Where a line in the data below includes the word "environment", count it. State the total and nothing more.

Data records for software interfaces:
= = =

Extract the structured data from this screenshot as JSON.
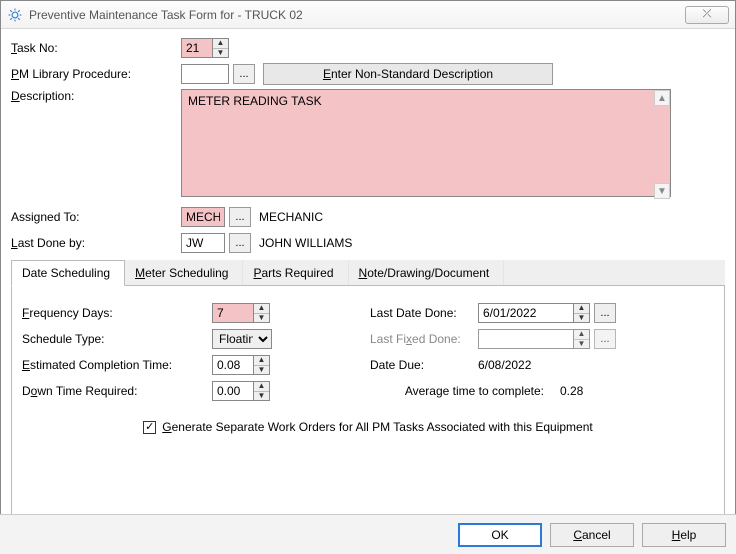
{
  "window": {
    "title": "Preventive Maintenance Task Form for - TRUCK 02",
    "close_glyph": "⤫"
  },
  "labels": {
    "task_no": "Task No:",
    "task_no_u": "T",
    "pm_lib": "PM Library Procedure:",
    "pm_lib_u": "P",
    "desc": "Description:",
    "desc_u": "D",
    "assigned": "Assigned To:",
    "lastdone": "Last Done by:",
    "lastdone_u": "L",
    "nonstd_btn": "Enter Non-Standard Description",
    "nonstd_u": "E"
  },
  "fields": {
    "task_no": "21",
    "pm_lib": "",
    "description": "METER READING TASK",
    "assigned_code": "MECH",
    "assigned_name": "MECHANIC",
    "lastdone_code": "JW",
    "lastdone_name": "JOHN WILLIAMS"
  },
  "tabs": {
    "t1": "Date Scheduling",
    "t2": "Meter Scheduling",
    "t2_u": "M",
    "t3": "Parts Required",
    "t3_u": "P",
    "t4": "Note/Drawing/Document",
    "t4_u": "N"
  },
  "sched": {
    "freq_lbl": "Frequency Days:",
    "freq_u": "F",
    "schedtype_lbl": "Schedule Type:",
    "ect_lbl": "Estimated Completion Time:",
    "ect_u": "E",
    "dtr_lbl": "Down Time Required:",
    "dtr_u": "o",
    "ldd_lbl": "Last Date Done:",
    "lfd_lbl": "Last Fixed Done:",
    "lfd_u": "x",
    "due_lbl": "Date Due:",
    "avg_lbl": "Average time to complete:",
    "freq_val": "7",
    "schedtype_val": "Floating",
    "ect_val": "0.08",
    "dtr_val": "0.00",
    "ldd_val": "6/01/2022",
    "lfd_val": "",
    "due_val": "6/08/2022",
    "avg_val": "0.28",
    "chk_lbl": "Generate Separate Work Orders for All PM Tasks Associated with this Equipment",
    "chk_u": "G",
    "chk_checked": "✓"
  },
  "buttons": {
    "ok": "OK",
    "cancel": "Cancel",
    "cancel_u": "C",
    "help": "Help",
    "help_u": "H",
    "ellipsis": "..."
  }
}
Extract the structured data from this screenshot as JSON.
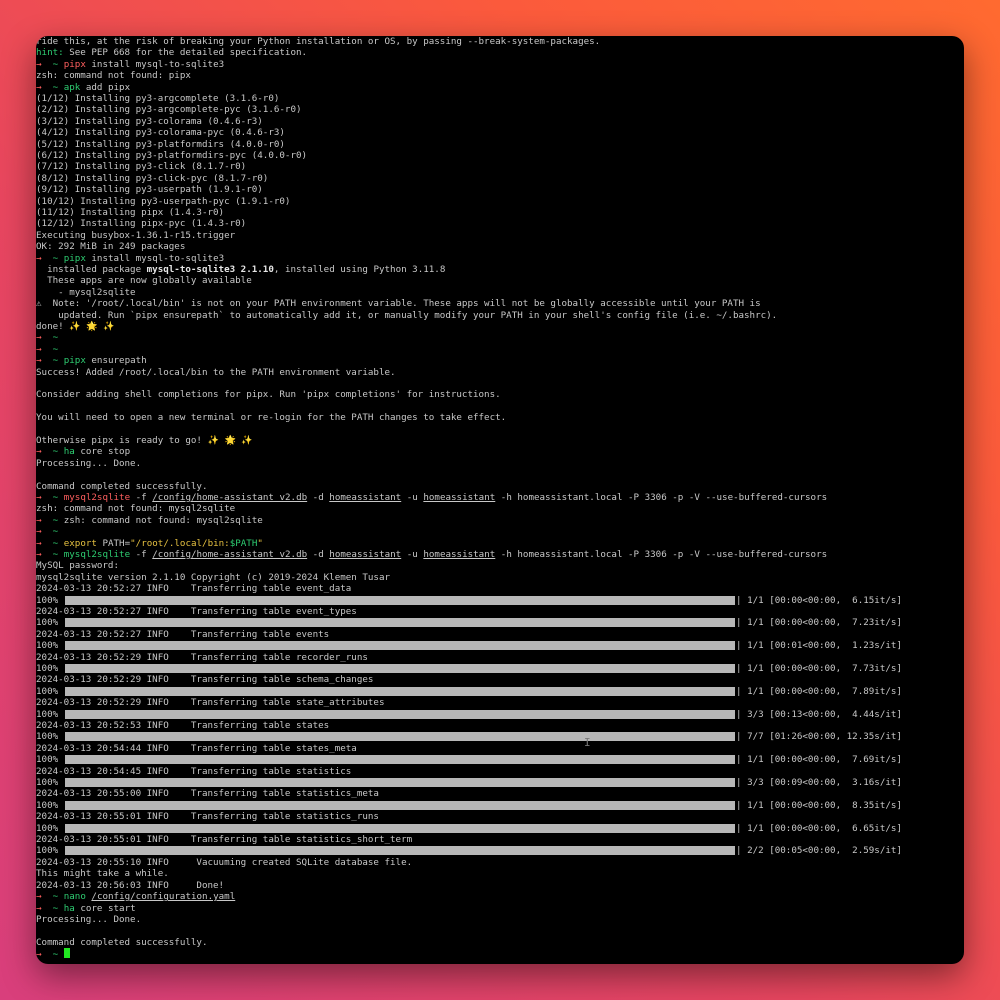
{
  "terminal": {
    "prompt_arrow": "→",
    "prompt_home": "~",
    "lines": {
      "l0": "ride this, at the risk of breaking your Python installation or OS, by passing --break-system-packages.",
      "l1_hint": "hint:",
      "l1_rest": " See PEP 668 for the detailed specification.",
      "l2_cmd": "pipx",
      "l2_args": " install mysql-to-sqlite3",
      "l3": "zsh: command not found: pipx",
      "l4_cmd": "apk",
      "l4_args": " add pipx",
      "l5": "(1/12) Installing py3-argcomplete (3.1.6-r0)",
      "l6": "(2/12) Installing py3-argcomplete-pyc (3.1.6-r0)",
      "l7": "(3/12) Installing py3-colorama (0.4.6-r3)",
      "l8": "(4/12) Installing py3-colorama-pyc (0.4.6-r3)",
      "l9": "(5/12) Installing py3-platformdirs (4.0.0-r0)",
      "l10": "(6/12) Installing py3-platformdirs-pyc (4.0.0-r0)",
      "l11": "(7/12) Installing py3-click (8.1.7-r0)",
      "l12": "(8/12) Installing py3-click-pyc (8.1.7-r0)",
      "l13": "(9/12) Installing py3-userpath (1.9.1-r0)",
      "l14": "(10/12) Installing py3-userpath-pyc (1.9.1-r0)",
      "l15": "(11/12) Installing pipx (1.4.3-r0)",
      "l16": "(12/12) Installing pipx-pyc (1.4.3-r0)",
      "l17": "Executing busybox-1.36.1-r15.trigger",
      "l18": "OK: 292 MiB in 249 packages",
      "l19_cmd": "pipx",
      "l19_args": " install mysql-to-sqlite3",
      "l20_a": "  installed package ",
      "l20_pkg": "mysql-to-sqlite3 2.1.10",
      "l20_b": ", installed using Python 3.11.8",
      "l21": "  These apps are now globally available",
      "l22": "    - mysql2sqlite",
      "l23": "⚠  Note: '/root/.local/bin' is not on your PATH environment variable. These apps will not be globally accessible until your PATH is",
      "l24": "    updated. Run `pipx ensurepath` to automatically add it, or manually modify your PATH in your shell's config file (i.e. ~/.bashrc).",
      "l25": "done! ✨ 🌟 ✨",
      "l29_cmd": "pipx",
      "l29_args": " ensurepath",
      "l30": "Success! Added /root/.local/bin to the PATH environment variable.",
      "l32": "Consider adding shell completions for pipx. Run 'pipx completions' for instructions.",
      "l34": "You will need to open a new terminal or re-login for the PATH changes to take effect.",
      "l36": "Otherwise pipx is ready to go! ✨ 🌟 ✨",
      "l37_cmd": "ha",
      "l37_args": " core stop",
      "l38": "Processing... Done.",
      "l40": "Command completed successfully.",
      "m_cmd": "mysql2sqlite",
      "m_f": " -f ",
      "m_path": "/config/home-assistant_v2.db",
      "m_d": " -d ",
      "m_db": "homeassistant",
      "m_u": " -u ",
      "m_user": "homeassistant",
      "m_rest": " -h homeassistant.local -P 3306 -p -V --use-buffered-cursors",
      "l42": "zsh: command not found: mysql2sqlite",
      "l43": " zsh: command not found: mysql2sqlite",
      "l46_cmd": "export",
      "l46_a": " PATH=",
      "l46_b": "\"/root/.local/bin:",
      "l46_c": "$PATH",
      "l46_d": "\"",
      "l48": "MySQL password:",
      "l49": "mysql2sqlite version 2.1.10 Copyright (c) 2019-2024 Klemen Tusar",
      "t_info": "INFO",
      "t_msg": "    Transferring table ",
      "l78": "2024-03-13 20:55:10 INFO     Vacuuming created SQLite database file.",
      "l79": "This might take a while.",
      "l80": "2024-03-13 20:56:03 INFO     Done!",
      "l81_cmd": "nano",
      "l81_path": "/config/configuration.yaml",
      "l82_cmd": "ha",
      "l82_args": " core start",
      "l83": "Processing... Done.",
      "l85": "Command completed successfully."
    },
    "transfers": [
      {
        "ts": "2024-03-13 20:52:27",
        "table": "event_data",
        "pct": "100%",
        "stats": "| 1/1 [00:00<00:00,  6.15it/s]",
        "progress": 1.0
      },
      {
        "ts": "2024-03-13 20:52:27",
        "table": "event_types",
        "pct": "100%",
        "stats": "| 1/1 [00:00<00:00,  7.23it/s]",
        "progress": 1.0
      },
      {
        "ts": "2024-03-13 20:52:27",
        "table": "events",
        "pct": "100%",
        "stats": "| 1/1 [00:01<00:00,  1.23s/it]",
        "progress": 1.0
      },
      {
        "ts": "2024-03-13 20:52:29",
        "table": "recorder_runs",
        "pct": "100%",
        "stats": "| 1/1 [00:00<00:00,  7.73it/s]",
        "progress": 1.0
      },
      {
        "ts": "2024-03-13 20:52:29",
        "table": "schema_changes",
        "pct": "100%",
        "stats": "| 1/1 [00:00<00:00,  7.89it/s]",
        "progress": 1.0
      },
      {
        "ts": "2024-03-13 20:52:29",
        "table": "state_attributes",
        "pct": "100%",
        "stats": "| 3/3 [00:13<00:00,  4.44s/it]",
        "progress": 1.0
      },
      {
        "ts": "2024-03-13 20:52:53",
        "table": "states",
        "pct": "100%",
        "stats": "| 7/7 [01:26<00:00, 12.35s/it]",
        "progress": 1.0
      },
      {
        "ts": "2024-03-13 20:54:44",
        "table": "states_meta",
        "pct": "100%",
        "stats": "| 1/1 [00:00<00:00,  7.69it/s]",
        "progress": 1.0
      },
      {
        "ts": "2024-03-13 20:54:45",
        "table": "statistics",
        "pct": "100%",
        "stats": "| 3/3 [00:09<00:00,  3.16s/it]",
        "progress": 1.0
      },
      {
        "ts": "2024-03-13 20:55:00",
        "table": "statistics_meta",
        "pct": "100%",
        "stats": "| 1/1 [00:00<00:00,  8.35it/s]",
        "progress": 1.0
      },
      {
        "ts": "2024-03-13 20:55:01",
        "table": "statistics_runs",
        "pct": "100%",
        "stats": "| 1/1 [00:00<00:00,  6.65it/s]",
        "progress": 1.0
      },
      {
        "ts": "2024-03-13 20:55:01",
        "table": "statistics_short_term",
        "pct": "100%",
        "stats": "| 2/2 [00:05<00:00,  2.59s/it]",
        "progress": 1.0
      }
    ]
  },
  "colors": {
    "prompt_green": "#2ecc71",
    "command_red": "#ff5f5f",
    "string_yellow": "#e5c040",
    "progress_bar": "#b7b7b7",
    "cursor": "#22e622"
  }
}
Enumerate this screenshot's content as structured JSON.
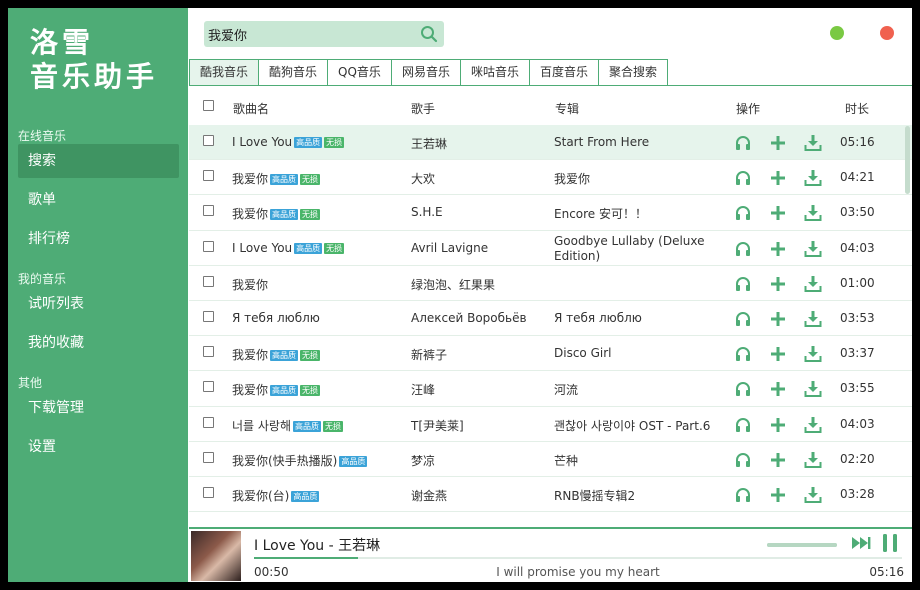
{
  "app": {
    "logo_line1": "洛雪",
    "logo_line2": "音乐助手"
  },
  "sidebar": {
    "sections": [
      {
        "title": "在线音乐",
        "items": [
          "搜索",
          "歌单",
          "排行榜"
        ]
      },
      {
        "title": "我的音乐",
        "items": [
          "试听列表",
          "我的收藏"
        ]
      },
      {
        "title": "其他",
        "items": [
          "下载管理",
          "设置"
        ]
      }
    ],
    "active_item": "搜索"
  },
  "search": {
    "value": "我爱你",
    "placeholder": ""
  },
  "tabs": [
    "酷我音乐",
    "酷狗音乐",
    "QQ音乐",
    "网易音乐",
    "咪咕音乐",
    "百度音乐",
    "聚合搜索"
  ],
  "active_tab": "酷我音乐",
  "table": {
    "headers": {
      "name": "歌曲名",
      "artist": "歌手",
      "album": "专辑",
      "actions": "操作",
      "duration": "时长"
    },
    "badges": {
      "hq": "高品质",
      "lossless": "无损"
    },
    "rows": [
      {
        "name": "I Love You",
        "hq": true,
        "ll": true,
        "artist": "王若琳",
        "album": "Start From Here",
        "duration": "05:16"
      },
      {
        "name": "我爱你",
        "hq": true,
        "ll": true,
        "artist": "大欢",
        "album": "我爱你",
        "duration": "04:21"
      },
      {
        "name": "我爱你",
        "hq": true,
        "ll": true,
        "artist": "S.H.E",
        "album": "Encore 安可！！",
        "duration": "03:50"
      },
      {
        "name": "I Love You",
        "hq": true,
        "ll": true,
        "artist": "Avril Lavigne",
        "album": "Goodbye Lullaby (Deluxe Edition)",
        "duration": "04:03"
      },
      {
        "name": "我爱你",
        "hq": false,
        "ll": false,
        "artist": "绿泡泡、红果果",
        "album": "",
        "duration": "01:00"
      },
      {
        "name": "Я тебя люблю",
        "hq": false,
        "ll": false,
        "artist": "Алексей Воробьёв",
        "album": "Я тебя люблю",
        "duration": "03:53"
      },
      {
        "name": "我爱你",
        "hq": true,
        "ll": true,
        "artist": "新裤子",
        "album": "Disco Girl",
        "duration": "03:37"
      },
      {
        "name": "我爱你",
        "hq": true,
        "ll": true,
        "artist": "汪峰",
        "album": "河流",
        "duration": "03:55"
      },
      {
        "name": "너를 사랑해",
        "hq": true,
        "ll": true,
        "artist": "T[尹美莱]",
        "album": "괜찮아 사랑이야 OST - Part.6",
        "duration": "04:03"
      },
      {
        "name": "我爱你(快手热播版)",
        "hq": true,
        "ll": false,
        "artist": "梦凉",
        "album": "芒种",
        "duration": "02:20"
      },
      {
        "name": "我爱你(台)",
        "hq": true,
        "ll": false,
        "artist": "谢金燕",
        "album": "RNB慢摇专辑2",
        "duration": "03:28"
      }
    ]
  },
  "player": {
    "title": "I Love You - 王若琳",
    "current_time": "00:50",
    "total_time": "05:16",
    "progress_percent": 16,
    "lyric": "I will promise you my heart",
    "volume_percent": 100
  },
  "colors": {
    "accent": "#4eac76",
    "accent_dark": "#3f9462",
    "light": "#e6f4ec"
  }
}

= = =

Final answer:
2